Starting Dec. 18, “roadside enforcement personnel will begin documenting violations on roadside inspection reports and, at the jurisdiction’s discretion, will issue citations to commercial motor vehicle drivers operating vehicles without a compliant ELD,” CVSA said in a statement. But carriers in effect will have an additional three-and-a-half months to install ELDs.

The CVSA’s action alleviates fears that thousands of truckers could be placed out of service for not having ELDs starting Dec. 18, stranding freight a week before Christmas. That holiday logistical nightmare would likely have spiked spot market rates as trucks were dispatched to rescue stranded cargo and drivers. Concern about capacity shortages is already rising.

The Aug. 28 announcement clarifies how events are likely to unfold as the mandate takes effect and gives motor carriers struggling to prepare for the requirement, which effects approximately 3 million drivers, more breathing room. “Phased-in” enforcement of the mandate also may blunt attempts to delay implementation of the rule on Capitol Hill.
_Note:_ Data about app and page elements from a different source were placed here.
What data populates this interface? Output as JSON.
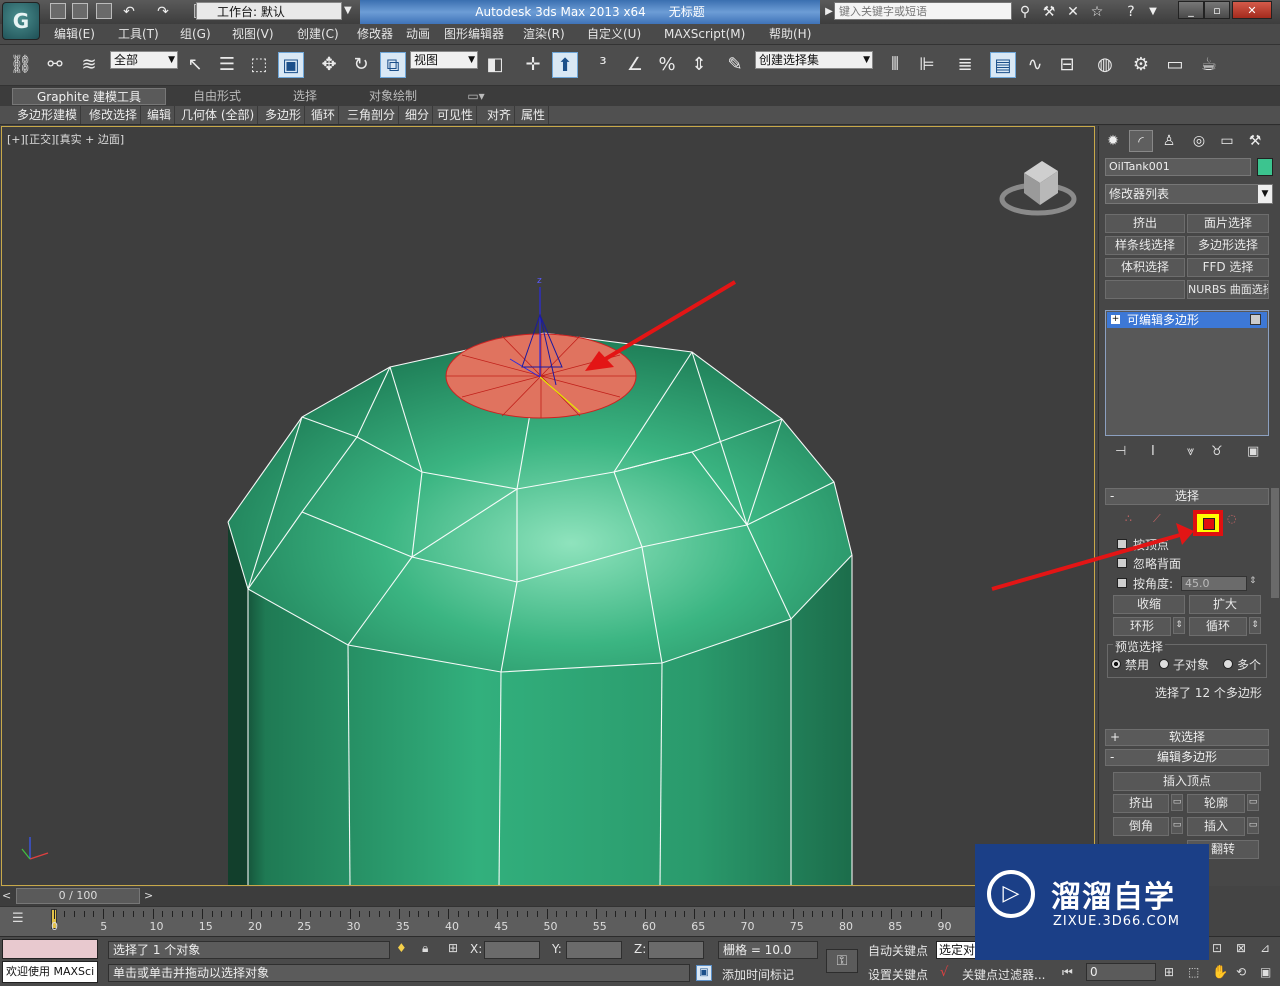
{
  "titlebar": {
    "workspace": "工作台: 默认",
    "app_title": "Autodesk 3ds Max  2013 x64",
    "doc_title": "无标题",
    "search_placeholder": "键入关键字或短语",
    "minimize": "_",
    "restore": "▫",
    "close": "✕"
  },
  "menu": [
    "编辑(E)",
    "工具(T)",
    "组(G)",
    "视图(V)",
    "创建(C)",
    "修改器",
    "动画",
    "图形编辑器",
    "渲染(R)",
    "自定义(U)",
    "MAXScript(M)",
    "帮助(H)"
  ],
  "toolbar": {
    "selection_filter": "全部",
    "ref_coord": "视图",
    "named_selection": "创建选择集"
  },
  "ribbon": {
    "tabs": [
      "Graphite 建模工具",
      "自由形式",
      "选择",
      "对象绘制"
    ],
    "panel_items": [
      "多边形建模",
      "修改选择",
      "编辑",
      "几何体 (全部)",
      "多边形",
      "循环",
      "三角剖分",
      "细分",
      "可见性",
      "对齐",
      "属性"
    ]
  },
  "viewport": {
    "label": "[+][正交][真实 + 边面]",
    "gizmo_axis": "z"
  },
  "cmdpanel": {
    "object_name": "OilTank001",
    "object_color": "#3cc48f",
    "modifier_list": "修改器列表",
    "mod_buttons": [
      "挤出",
      "面片选择",
      "样条线选择",
      "多边形选择",
      "体积选择",
      "FFD 选择",
      "",
      "NURBS 曲面选择"
    ],
    "stack_item": "可编辑多边形",
    "selection": {
      "title": "选择",
      "by_vertex": "按顶点",
      "ignore_backface": "忽略背面",
      "by_angle": "按角度:",
      "angle_value": "45.0",
      "shrink": "收缩",
      "grow": "扩大",
      "ring": "环形",
      "loop": "循环",
      "preview_title": "预览选择",
      "preview_off": "禁用",
      "preview_sub": "子对象",
      "preview_multi": "多个",
      "status": "选择了 12 个多边形"
    },
    "soft_selection": "软选择",
    "edit_poly": {
      "title": "编辑多边形",
      "insert_vertex": "插入顶点",
      "extrude": "挤出",
      "outline": "轮廓",
      "bevel": "倒角",
      "inset": "插入",
      "flip": "翻转"
    }
  },
  "timeline": {
    "frame": "0 / 100",
    "ticks": [
      "0",
      "5",
      "10",
      "15",
      "20",
      "25",
      "30",
      "35",
      "40",
      "45",
      "50",
      "55",
      "60",
      "65",
      "70",
      "75",
      "80",
      "85",
      "90"
    ]
  },
  "status": {
    "listener": "欢迎使用 MAXSci",
    "selected": "选择了 1 个对象",
    "prompt": "单击或单击并拖动以选择对象",
    "x_label": "X:",
    "y_label": "Y:",
    "z_label": "Z:",
    "grid": "栅格 = 10.0",
    "add_time_tag": "添加时间标记",
    "auto_key": "自动关键点",
    "set_key": "设置关键点",
    "selected_set": "选定对",
    "key_filters": "关键点过滤器...",
    "frame_field": "0"
  },
  "watermark": {
    "title": "溜溜自学",
    "url": "ZIXUE.3D66.COM"
  },
  "colors": {
    "mesh": "#2fb07a",
    "selected_face": "#e0735f",
    "highlight": "#e01010",
    "viewport_border": "#c8a94a"
  }
}
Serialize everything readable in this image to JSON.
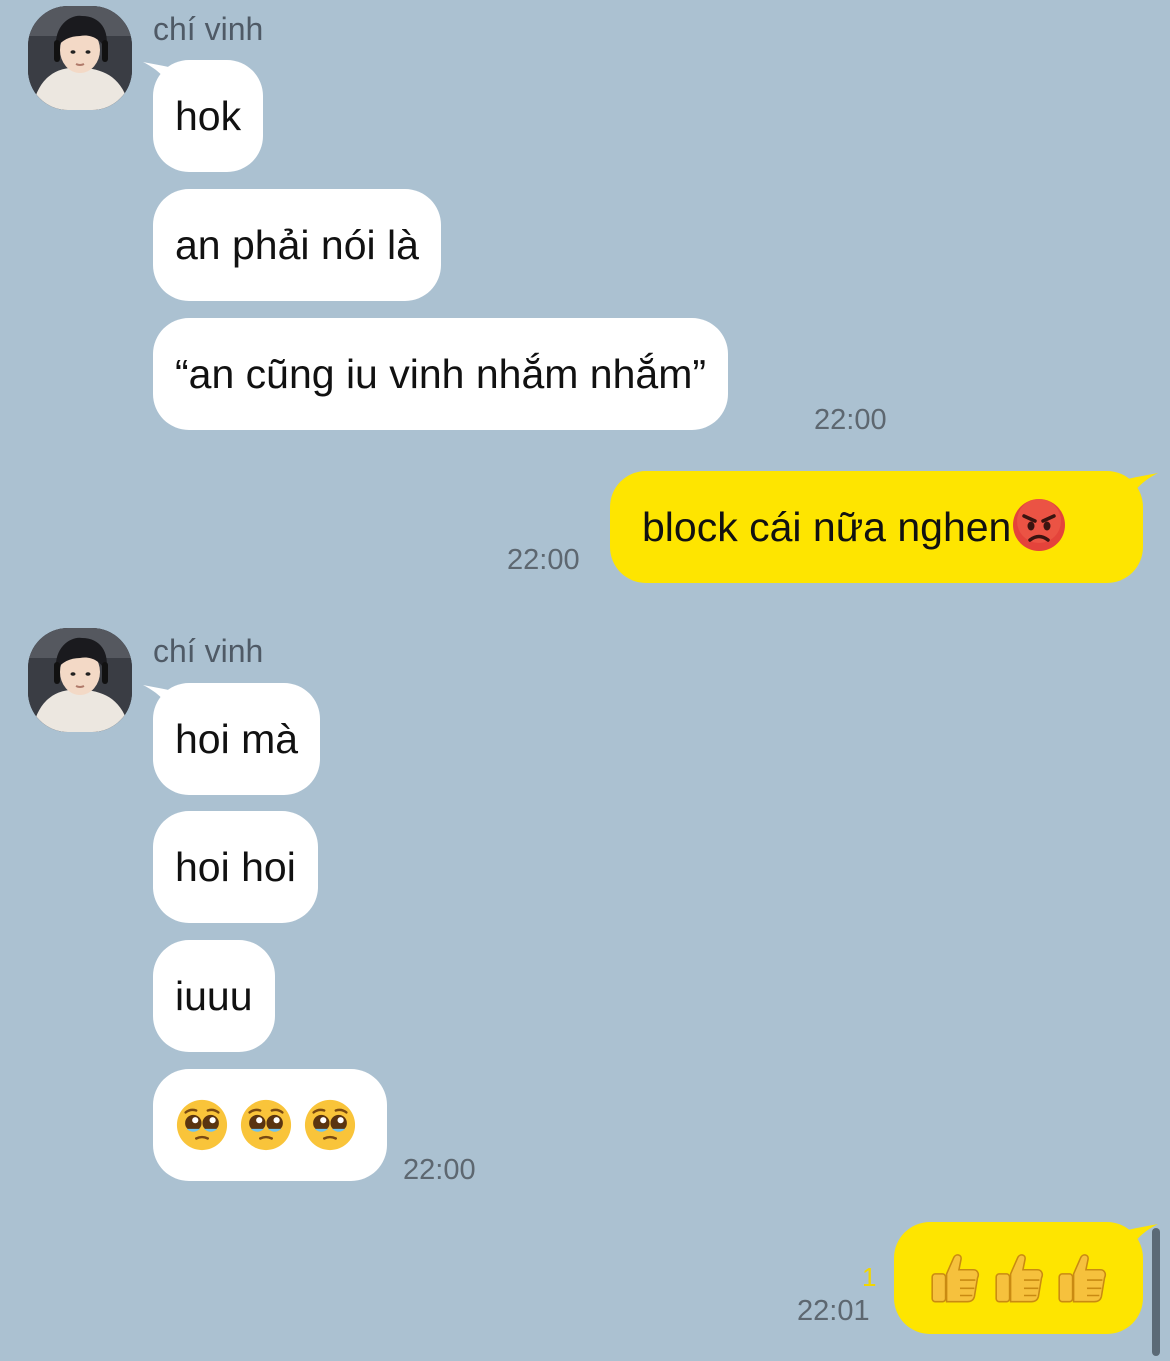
{
  "colors": {
    "background": "#abc1d1",
    "incoming_bubble": "#ffffff",
    "outgoing_bubble": "#fee500",
    "unread_count": "#f2d600"
  },
  "groups": [
    {
      "sender": "chí vinh",
      "avatar": "profile-photo",
      "messages": [
        "hok",
        "an phải nói là",
        "“an cũng iu vinh nhắm nhắm”"
      ],
      "time": "22:00"
    },
    {
      "outgoing": true,
      "message_text": "block cái nữa nghen",
      "message_emoji": "pouting-face-emoji",
      "time": "22:00"
    },
    {
      "sender": "chí vinh",
      "avatar": "profile-photo",
      "messages": [
        "hoi mà",
        "hoi hoi",
        "iuuu"
      ],
      "emoji_message": [
        "pleading-face-emoji",
        "pleading-face-emoji",
        "pleading-face-emoji"
      ],
      "time": "22:00"
    },
    {
      "outgoing": true,
      "emoji_message": [
        "thumbs-up-emoji",
        "thumbs-up-emoji",
        "thumbs-up-emoji"
      ],
      "unread": "1",
      "time": "22:01"
    }
  ]
}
“The December deadline for this important safety regulation was established by the Federal Motor Carrier Safety Administration [FMCSA] in 2015 following a decade of regulatory inquiry, study, litigation, and ultimately a congressional mandate,” CVSA executive director Collin B. Mooney said in a letter to FMCSA Deputy Administrator Daphne Jefferson.

He expressed “strong opposition” to any delay in the mandate. “Despite what opponents of the mandate may argue, the enforcement community is ready to begin enforcement of the requirement on Dec. 18,” Mooney said.

In short, truckers may receive a citation (and associated fine) if they do not have ELDs installed and operating Dec. 18, but they will not be ordered off the road and out-of-service. Information on companies and drivers that receive citations could be used by regulators to identify and investigate carriers suspected of not complying with the mandate.

Starting April 1, however, truck drivers that do not have ELDs will not drive away from a roadside inspection. They will be placed out-of-service by the state regulatory officials, roadside inspectors, and police officers represented by the CVSA, using its North American Out of Service Criteria. Someone else will have to pick up the freight being hauled by that out-of-service driver.

The electronic logging mandate is expected to have a far-reaching effect on US businesses and domestic and international supply chains, starting with a potential spike in port drayage costs. Truckload carriers and owner-operators may feel the brunt of the impact, but the advent of the ELD era could affect supply chain strategies that extend well beyond trucking procurement.

As Dec. 18 draws closer, many smaller trucking companies reportedly are far from ready to switch from paper logbooks to ELDs. A variety of groups, led by the Owner-Operator Independent Drivers Association, are seeking either an outright delay of the regulation or exemptions for specific types of trucking operations, such as drivers of rental trucks.

Companies that have not yet placed orders for ELDs may face shortages of the devices as the Dec. 18 deadline approaches. “The vendors don’t have barges sitting off the coast loaded with thousands of these devices,” John Seidl, a transportation consultant with Integrated Risk Solutions and former roadside inspector, said during an Aug. 3 JOC.com webcast.

Logistics executives, including C.H. Robinson Worldwide CEO John Wiehoff, have expressed concern that implementation of the ELD mandate in December could get “very messy.” The CVSA decision to phase in enforcement should alleviate the threat of an immediate pre-Christmas capacity snap and make a more gradual tightening of capacity over the next year more likely.

“CVSA member jurisdictions have used this phased-in approach in the past when implementing a significant change in regulatory requirements,” Mooney said in his letter. He said the CVSA board and FMCSA agreed the two-phase enforcement strategy would be the best approach and would “promote a smoother transition to the new ELD requirement.”

However, truckers, fleet operators, brokers, and shippers should not delay compliance plans. Those that do not take advantage of the “wiggle room” the phased-in approach affords may find themselves in a tight spot April 1.